BEGIN Supplied records

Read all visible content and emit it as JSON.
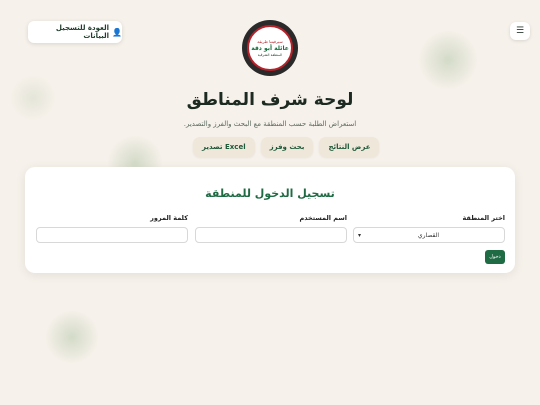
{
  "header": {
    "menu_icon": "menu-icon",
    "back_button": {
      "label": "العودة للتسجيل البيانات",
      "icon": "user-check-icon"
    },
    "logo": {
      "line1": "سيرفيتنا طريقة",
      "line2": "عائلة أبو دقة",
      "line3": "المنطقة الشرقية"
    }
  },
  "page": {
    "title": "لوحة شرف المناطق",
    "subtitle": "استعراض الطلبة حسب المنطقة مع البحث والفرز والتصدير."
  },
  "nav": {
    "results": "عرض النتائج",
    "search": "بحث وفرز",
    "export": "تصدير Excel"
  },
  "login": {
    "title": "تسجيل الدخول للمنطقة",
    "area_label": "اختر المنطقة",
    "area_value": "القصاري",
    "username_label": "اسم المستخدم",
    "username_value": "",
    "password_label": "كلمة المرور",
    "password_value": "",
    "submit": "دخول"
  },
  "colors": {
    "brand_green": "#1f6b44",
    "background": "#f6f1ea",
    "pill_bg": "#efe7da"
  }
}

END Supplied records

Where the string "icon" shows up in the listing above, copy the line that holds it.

    "menu_icon": "menu-icon",
      "icon": "user-check-icon"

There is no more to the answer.